Not many people have rushed to the defense of Colleen Campbell after the former PHL 17 news production staffer was fired following a nasty tirade against a Philadelphia police officer outside a comedy club went viral earlier this week.
But when Burlington County native Britt McHenry saw the video, which features Campbell spewing an endless stream of profane insults at an increasingly-patient cop, it reminded the former ESPN reporter of a rant of her own that nearly got her fired.
In a Facebook post earlier this week, McHenry urged her friends and followers to “take a second look at yourself” if they took glee in sharing the video of Campbell's lengthy outburst.
“I’ve been in a situation where a video was put out for the sole purpose of trying to ruin my career,” McHenry wrote. “This woman was out of line, yes. But what does it say about our culture when we gleefully film, share and consume the take downs of someone's successful life and career?”
Back in 2015, McHenry was suspended by ESPN after being caught on video verbally attacking a towing company’s cashier after the reporter's car was towed in Arlington, Va., making fun of the cashier's weight, lack of education, teeth, and living conditions. She later apologized for her “hurtful actions,” and told Marie Claire that the stress over the incident became so intense it led to her vision becoming blurry and caused her right eye to grow cloudy.
McHenry, who was among the 100 on-air personalities ESPN laid off in April, said the current social media environment we live in makes it easier than ever for one mistake to ruin someone’s career.
“Think about the patrons at some of your bars. Their most drunken moment on tape? A lot of us would be unemployed forever,” McHenry wrote.
Campbell was fired by PHL 17 as soon as management saw the video, which garnered over 3 million views before being removed from Facebook by comedian Wil Sylvince. She has been charged with resisting arrest, criminal mischief, and disorderly conduct, and is due to appear in court June 13.
Campbell says she thinks she might have been drugged, though she declined to be tested for drugs while in police custody because she recalls being advised by personnel at the station it would have delayed the process of her release.
“I am ashamed and embarrassed by my actions. They were profane, inappropriate, and offensive,” Campbell said. “The person in that video is not the real me.”

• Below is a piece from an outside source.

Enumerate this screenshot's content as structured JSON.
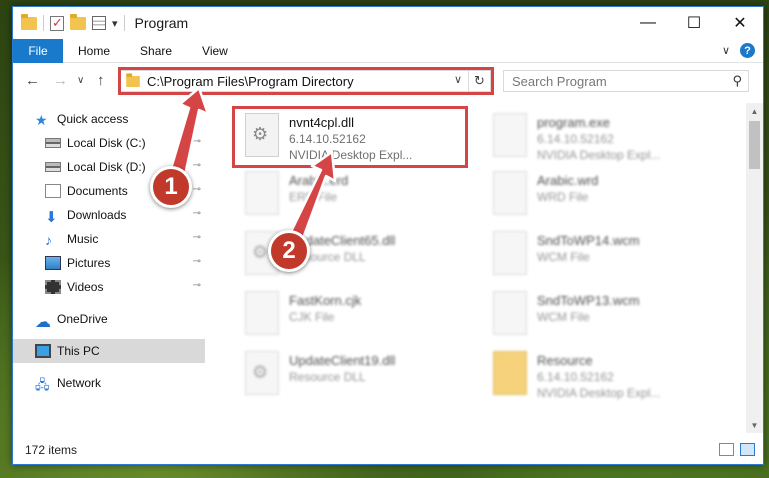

“No one is perfect. I've seen every one of my friends make mistakes, and I've made a ton of them,” McHenry added. “I hope nobody I care about has to go through that shame publicly.”